Athlumney Mill was built as a yarn mill in 1806 by John Blundell, a Lancashire man.  The site was selected to avail of water power of the Boyne to power the mill and to utilise the adjoining canal for transport of its yarn to market.  The business was blighted by lawsuits over use of the Boyne waters as a power source.  After the death of Blundell and his administrator in 1811 the mill was leased to various operators and was successful during the mid 19th century, employing several hundred men in the 1850’s.  The mill diversified into flour milling and saw milling for the furniture and vehicle trades.  The mill was closed in 1919 due to local political activity and changed ownership.  The mill was run successfully until 1933 when the whole building was gutted by fire.  In 1974 the remaining walls were demolished to form the ramp now forming part of the ramparts walk.
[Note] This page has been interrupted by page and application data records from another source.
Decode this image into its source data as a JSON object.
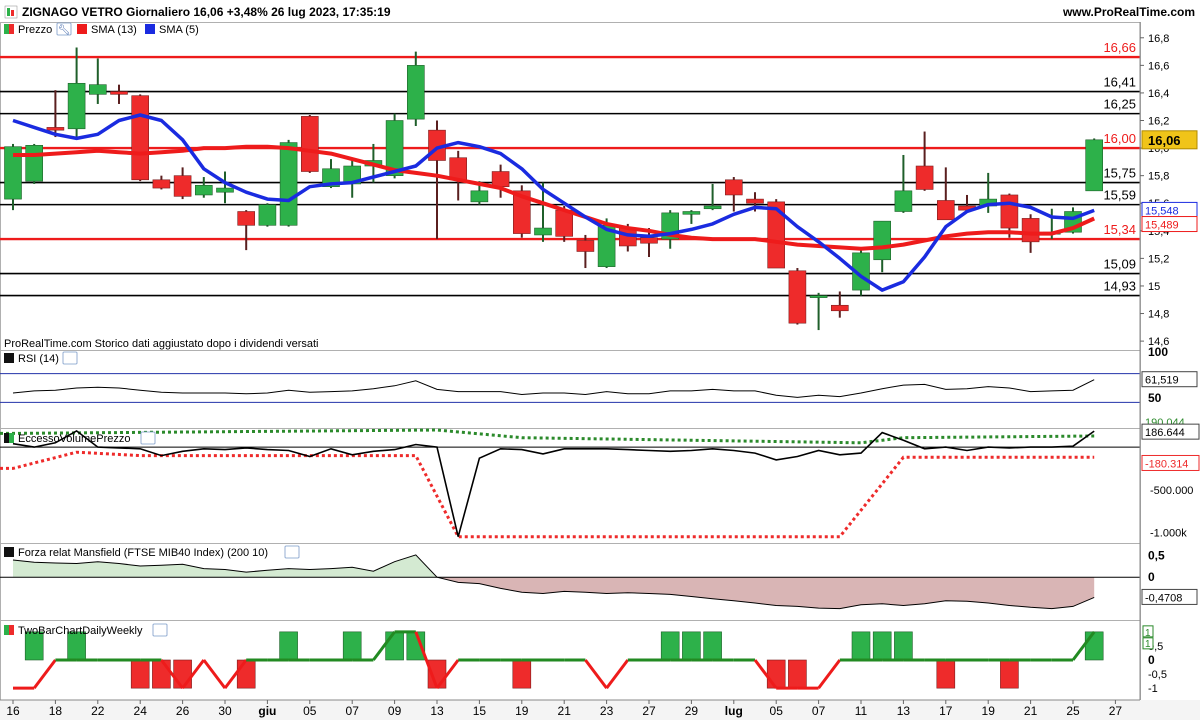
{
  "header": {
    "title": "ZIGNAGO VETRO Giornaliero 16,06 +3,48% 26 lug 2023, 17:35:19",
    "site": "www.ProRealTime.com"
  },
  "legend_main": {
    "items": [
      "Prezzo",
      "SMA (13)",
      "SMA (5)"
    ]
  },
  "footnote": "ProRealTime.com  Storico dati aggiustato dopo i dividendi versati",
  "panels": {
    "rsi": "RSI (14)",
    "volume": "EccessoVolumePrezzo",
    "mansfield": "Forza relat Mansfield (FTSE MIB40 Index) (200 10)",
    "twobar": "TwoBarChartDailyWeekly"
  },
  "colors": {
    "up": "#2db14a",
    "down": "#ee2b2b",
    "sma13": "#ee1b1b",
    "sma5": "#1a2be0",
    "resistance": "#ee1b1b",
    "support": "#000000"
  },
  "chart_data": [
    {
      "type": "candlestick",
      "title": "ZIGNAGO VETRO Giornaliero",
      "ylim": [
        14.55,
        16.9
      ],
      "y_ticks": [
        "16,8",
        "16,6",
        "16,4",
        "16,2",
        "16,0",
        "15,8",
        "15,6",
        "15,4",
        "15,2",
        "15",
        "14,8",
        "14,6"
      ],
      "x_labels": [
        "16",
        "18",
        "22",
        "24",
        "26",
        "30",
        "giu",
        "05",
        "07",
        "09",
        "13",
        "15",
        "19",
        "21",
        "23",
        "27",
        "29",
        "lug",
        "05",
        "07",
        "11",
        "13",
        "17",
        "19",
        "21",
        "25",
        "27"
      ],
      "candles": [
        {
          "o": 15.63,
          "h": 16.03,
          "l": 15.55,
          "c": 16.01
        },
        {
          "o": 15.76,
          "h": 16.03,
          "l": 15.74,
          "c": 16.02
        },
        {
          "o": 16.15,
          "h": 16.42,
          "l": 16.08,
          "c": 16.13
        },
        {
          "o": 16.14,
          "h": 16.73,
          "l": 16.08,
          "c": 16.47
        },
        {
          "o": 16.39,
          "h": 16.65,
          "l": 16.32,
          "c": 16.46
        },
        {
          "o": 16.41,
          "h": 16.46,
          "l": 16.32,
          "c": 16.39
        },
        {
          "o": 16.38,
          "h": 16.39,
          "l": 15.76,
          "c": 15.77
        },
        {
          "o": 15.77,
          "h": 15.8,
          "l": 15.7,
          "c": 15.71
        },
        {
          "o": 15.8,
          "h": 15.86,
          "l": 15.63,
          "c": 15.65
        },
        {
          "o": 15.66,
          "h": 15.79,
          "l": 15.64,
          "c": 15.73
        },
        {
          "o": 15.68,
          "h": 15.83,
          "l": 15.6,
          "c": 15.71
        },
        {
          "o": 15.54,
          "h": 15.55,
          "l": 15.26,
          "c": 15.44
        },
        {
          "o": 15.44,
          "h": 15.6,
          "l": 15.43,
          "c": 15.59
        },
        {
          "o": 15.44,
          "h": 16.06,
          "l": 15.43,
          "c": 16.04
        },
        {
          "o": 16.23,
          "h": 16.24,
          "l": 15.82,
          "c": 15.83
        },
        {
          "o": 15.72,
          "h": 15.92,
          "l": 15.71,
          "c": 15.85
        },
        {
          "o": 15.74,
          "h": 15.93,
          "l": 15.64,
          "c": 15.87
        },
        {
          "o": 15.87,
          "h": 16.03,
          "l": 15.75,
          "c": 15.91
        },
        {
          "o": 15.8,
          "h": 16.25,
          "l": 15.78,
          "c": 16.2
        },
        {
          "o": 16.21,
          "h": 16.7,
          "l": 16.16,
          "c": 16.6
        },
        {
          "o": 16.13,
          "h": 16.2,
          "l": 15.34,
          "c": 15.91
        },
        {
          "o": 15.93,
          "h": 15.98,
          "l": 15.62,
          "c": 15.77
        },
        {
          "o": 15.61,
          "h": 15.76,
          "l": 15.59,
          "c": 15.69
        },
        {
          "o": 15.83,
          "h": 15.88,
          "l": 15.64,
          "c": 15.72
        },
        {
          "o": 15.69,
          "h": 15.73,
          "l": 15.35,
          "c": 15.38
        },
        {
          "o": 15.37,
          "h": 15.75,
          "l": 15.32,
          "c": 15.42
        },
        {
          "o": 15.55,
          "h": 15.58,
          "l": 15.32,
          "c": 15.36
        },
        {
          "o": 15.33,
          "h": 15.37,
          "l": 15.13,
          "c": 15.25
        },
        {
          "o": 15.14,
          "h": 15.49,
          "l": 15.13,
          "c": 15.44
        },
        {
          "o": 15.42,
          "h": 15.45,
          "l": 15.25,
          "c": 15.29
        },
        {
          "o": 15.35,
          "h": 15.42,
          "l": 15.21,
          "c": 15.31
        },
        {
          "o": 15.34,
          "h": 15.55,
          "l": 15.27,
          "c": 15.53
        },
        {
          "o": 15.52,
          "h": 15.55,
          "l": 15.45,
          "c": 15.54
        },
        {
          "o": 15.56,
          "h": 15.74,
          "l": 15.55,
          "c": 15.58
        },
        {
          "o": 15.77,
          "h": 15.79,
          "l": 15.54,
          "c": 15.66
        },
        {
          "o": 15.63,
          "h": 15.68,
          "l": 15.54,
          "c": 15.6
        },
        {
          "o": 15.61,
          "h": 15.63,
          "l": 15.13,
          "c": 15.13
        },
        {
          "o": 15.11,
          "h": 15.13,
          "l": 14.72,
          "c": 14.73
        },
        {
          "o": 14.92,
          "h": 14.95,
          "l": 14.68,
          "c": 14.93
        },
        {
          "o": 14.86,
          "h": 14.96,
          "l": 14.77,
          "c": 14.82
        },
        {
          "o": 14.97,
          "h": 15.28,
          "l": 14.93,
          "c": 15.24
        },
        {
          "o": 15.19,
          "h": 15.47,
          "l": 15.1,
          "c": 15.47
        },
        {
          "o": 15.54,
          "h": 15.95,
          "l": 15.53,
          "c": 15.69
        },
        {
          "o": 15.87,
          "h": 16.12,
          "l": 15.69,
          "c": 15.7
        },
        {
          "o": 15.62,
          "h": 15.86,
          "l": 15.48,
          "c": 15.48
        },
        {
          "o": 15.58,
          "h": 15.66,
          "l": 15.53,
          "c": 15.55
        },
        {
          "o": 15.58,
          "h": 15.82,
          "l": 15.53,
          "c": 15.63
        },
        {
          "o": 15.66,
          "h": 15.67,
          "l": 15.35,
          "c": 15.42
        },
        {
          "o": 15.49,
          "h": 15.52,
          "l": 15.24,
          "c": 15.32
        },
        {
          "o": 15.38,
          "h": 15.56,
          "l": 15.34,
          "c": 15.39
        },
        {
          "o": 15.39,
          "h": 15.57,
          "l": 15.38,
          "c": 15.54
        },
        {
          "o": 15.69,
          "h": 16.07,
          "l": 15.69,
          "c": 16.06
        }
      ],
      "sma13": [
        15.95,
        15.95,
        15.96,
        15.97,
        15.98,
        15.97,
        15.96,
        15.97,
        15.98,
        16.0,
        16.0,
        16.01,
        16.01,
        16.0,
        15.98,
        15.96,
        15.92,
        15.88,
        15.84,
        15.82,
        15.8,
        15.77,
        15.74,
        15.71,
        15.65,
        15.6,
        15.55,
        15.5,
        15.45,
        15.42,
        15.4,
        15.37,
        15.35,
        15.34,
        15.34,
        15.34,
        15.32,
        15.3,
        15.29,
        15.28,
        15.27,
        15.28,
        15.3,
        15.33,
        15.36,
        15.38,
        15.39,
        15.39,
        15.38,
        15.38,
        15.42,
        15.489
      ],
      "sma5": [
        16.2,
        16.15,
        16.1,
        16.07,
        16.1,
        16.2,
        16.24,
        16.2,
        16.06,
        15.85,
        15.75,
        15.68,
        15.63,
        15.62,
        15.72,
        15.74,
        15.75,
        15.79,
        15.83,
        15.87,
        16.0,
        16.04,
        16.01,
        15.96,
        15.85,
        15.7,
        15.6,
        15.5,
        15.41,
        15.37,
        15.36,
        15.38,
        15.41,
        15.45,
        15.52,
        15.57,
        15.56,
        15.43,
        15.32,
        15.2,
        15.07,
        14.97,
        15.03,
        15.21,
        15.43,
        15.54,
        15.59,
        15.6,
        15.57,
        15.5,
        15.49,
        15.548
      ],
      "horizontal_lines": [
        {
          "value": 16.66,
          "label": "16,66",
          "color": "#ee1b1b"
        },
        {
          "value": 16.41,
          "label": "16,41",
          "color": "#000000"
        },
        {
          "value": 16.25,
          "label": "16,25",
          "color": "#000000"
        },
        {
          "value": 16.0,
          "label": "16,00",
          "color": "#ee1b1b"
        },
        {
          "value": 15.75,
          "label": "15,75",
          "color": "#000000"
        },
        {
          "value": 15.59,
          "label": "15,59",
          "color": "#000000"
        },
        {
          "value": 15.34,
          "label": "15,34",
          "color": "#ee1b1b"
        },
        {
          "value": 15.09,
          "label": "15,09",
          "color": "#000000"
        },
        {
          "value": 14.93,
          "label": "14,93",
          "color": "#000000"
        }
      ],
      "last_values": {
        "price": "16,06",
        "sma5": "15,548",
        "sma13": "15,489"
      }
    },
    {
      "type": "line",
      "title": "RSI (14)",
      "ylim": [
        0,
        100
      ],
      "y_ticks": [
        "100",
        "50"
      ],
      "band": [
        70,
        30
      ],
      "values": [
        43,
        46,
        47,
        50,
        51,
        50,
        47,
        44,
        43,
        43,
        43,
        42,
        43,
        47,
        44,
        45,
        46,
        49,
        53,
        60,
        48,
        45,
        45,
        45,
        41,
        43,
        43,
        41,
        45,
        42,
        42,
        46,
        46,
        48,
        46,
        46,
        40,
        37,
        40,
        38,
        43,
        49,
        54,
        55,
        48,
        49,
        52,
        50,
        45,
        46,
        47,
        61.519
      ],
      "last_label": "61,519"
    },
    {
      "type": "line",
      "title": "EccessoVolumePrezzo",
      "ylim": [
        -1100000,
        200000
      ],
      "y_ticks": [
        "-500.000",
        "-1.000k"
      ],
      "values": [
        40000,
        0,
        50000,
        190000,
        0,
        -10000,
        -20000,
        -100000,
        -50000,
        -20000,
        -30000,
        -10000,
        -30000,
        -40000,
        -110000,
        -20000,
        -90000,
        -50000,
        -30000,
        30000,
        0,
        -1050000,
        -130000,
        -20000,
        -30000,
        -80000,
        -20000,
        -20000,
        -20000,
        -30000,
        -40000,
        -50000,
        -40000,
        -20000,
        -40000,
        -70000,
        -150000,
        -110000,
        -40000,
        -90000,
        -70000,
        170000,
        80000,
        -20000,
        0,
        -40000,
        0,
        -10000,
        0,
        0,
        10000,
        186644
      ],
      "upper_band": [
        {
          "x": 0,
          "v": 160000
        },
        {
          "x": 20,
          "v": 200000
        },
        {
          "x": 24,
          "v": 110000
        },
        {
          "x": 40,
          "v": 50000
        },
        {
          "x": 42,
          "v": 110000
        },
        {
          "x": 51,
          "v": 130000
        }
      ],
      "lower_band": [
        {
          "x": 0,
          "v": -250000
        },
        {
          "x": 3,
          "v": -60000
        },
        {
          "x": 6,
          "v": -100000
        },
        {
          "x": 19,
          "v": -100000
        },
        {
          "x": 21,
          "v": -1050000
        },
        {
          "x": 39,
          "v": -1050000
        },
        {
          "x": 42,
          "v": -120000
        },
        {
          "x": 51,
          "v": -120000
        }
      ],
      "last_labels": {
        "line": "186.644",
        "lower": "-180.314",
        "upper": "190.044"
      }
    },
    {
      "type": "area",
      "title": "Forza relat Mansfield (FTSE MIB40 Index) (200 10)",
      "ylim": [
        -0.95,
        0.75
      ],
      "y_ticks": [
        "0,5",
        "0"
      ],
      "values": [
        0.4,
        0.35,
        0.33,
        0.32,
        0.36,
        0.32,
        0.26,
        0.28,
        0.3,
        0.2,
        0.18,
        0.12,
        0.16,
        0.2,
        0.18,
        0.2,
        0.23,
        0.14,
        0.36,
        0.52,
        0.0,
        -0.12,
        -0.15,
        -0.26,
        -0.35,
        -0.38,
        -0.33,
        -0.35,
        -0.38,
        -0.36,
        -0.38,
        -0.4,
        -0.45,
        -0.5,
        -0.55,
        -0.6,
        -0.66,
        -0.68,
        -0.72,
        -0.73,
        -0.64,
        -0.62,
        -0.66,
        -0.62,
        -0.55,
        -0.56,
        -0.6,
        -0.66,
        -0.7,
        -0.73,
        -0.68,
        -0.4708
      ],
      "last_label": "-0,4708"
    },
    {
      "type": "bar",
      "title": "TwoBarChartDailyWeekly",
      "ylim": [
        -1.35,
        1.35
      ],
      "y_ticks": [
        "0,5",
        "0",
        "-0,5",
        "-1"
      ],
      "daily": [
        0,
        1,
        0,
        1,
        0,
        0,
        -1,
        -1,
        -1,
        0,
        0,
        -1,
        0,
        1,
        0,
        0,
        1,
        0,
        1,
        1,
        -1,
        0,
        0,
        0,
        -1,
        0,
        0,
        0,
        0,
        0,
        0,
        1,
        1,
        1,
        0,
        0,
        -1,
        -1,
        0,
        0,
        1,
        1,
        1,
        0,
        -1,
        0,
        0,
        -1,
        0,
        0,
        0,
        1
      ],
      "weekly": [
        -1,
        -1,
        0,
        0,
        0,
        0,
        0,
        0,
        -1,
        0,
        -1,
        0,
        0,
        0,
        0,
        0,
        0,
        0,
        1,
        1,
        -1,
        0,
        0,
        0,
        0,
        0,
        0,
        0,
        -1,
        0,
        0,
        0,
        0,
        0,
        0,
        0,
        -1,
        -1,
        -1,
        0,
        0,
        0,
        0,
        0,
        0,
        0,
        0,
        0,
        0,
        0,
        0,
        1
      ],
      "last_labels": [
        "1",
        "1"
      ]
    }
  ]
}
Babes Bridge

Just past Rowley’s Lock on the Ramparts are the remains of Babes Bridge.  This bridge dates to the reign of King John at the beginning of the 12th century and is mentioned in the Annals of the Four Masters.  It originally had eleven arches and was the only bridge to survive a great flood in 1330, which washed away all the other Boyne bridges from Trim to Drogheda.  It linked the monastery at Donaghmore to Farganstown on the south side of the river. Only one arch survives today and this was restored and under pinned by the Office of Public works in 1988.

Dunmoe Castle

Dunmoe Castle is one of the iconic relics of the past in the Boyne Valley.  It dominates the view and provides a particularly fine backdrop to the famous view of the valley from Ardmulchan Church.  The castle was built in the 15th century and was the home of the D’Arcy family.  The castle was square in plan with four round turrets, one at each corner.  The castle had been taken by Irish forces in the 1641 rebellion and was subject to an assault by Cromwell from the south side of the river in 1649 and was badly damaged.  Under the reign of James 1 the castle was adapted as a fortified house.  The storey goes that in 1690 D’Arcy played his cards well by entertaining King James before the battle of the Boyne and King William after it.  The castle was destroyed by fire in 1799 and essentially all that survives today.


Ardmulchan House was constructed on the site of the original Taffe castle and occupies a dramatic site above the Boyne affording lovely views in all directions.  The present house was built by Fitzroy Fletcher, a Scottish tycoon from Angus, as a hunting seat in response to his wife’s love of hunting.  Work started on the house in 1900 and was completed in 1904. Fletcher died in 1902 so he never saw his work completed.  Fletchers continued to reside there until the 1930s and it remained in their ownership until 1956.  The house was designed in Tudor manorial style by Sidney Mitchell, an Edinburgh based architect, and was built of materials sourced mainly in Scotland and by Scottish labour.  Ardmulchan was built to a very high standard and was well equipped for modern living, having central heating and an electricity generator.  The house remains as a comfortable family home.

Ardmulchan Church

The ruins of the medieval church and monastic site at Ardmulchan occupy an elevated prominent site overlooking the Boyne and the navigation.  This provides one of the finest and iconic views of the Boyne Valley and a popular spot for artists and photographers.  The finest view is towards Dunmoe Castle.  The church dates from the 13th century and is surrounded by its related graveyard.  There are also Neolithic remains in the area indicating that Ardmulchan was the seat of an ancient civilisation.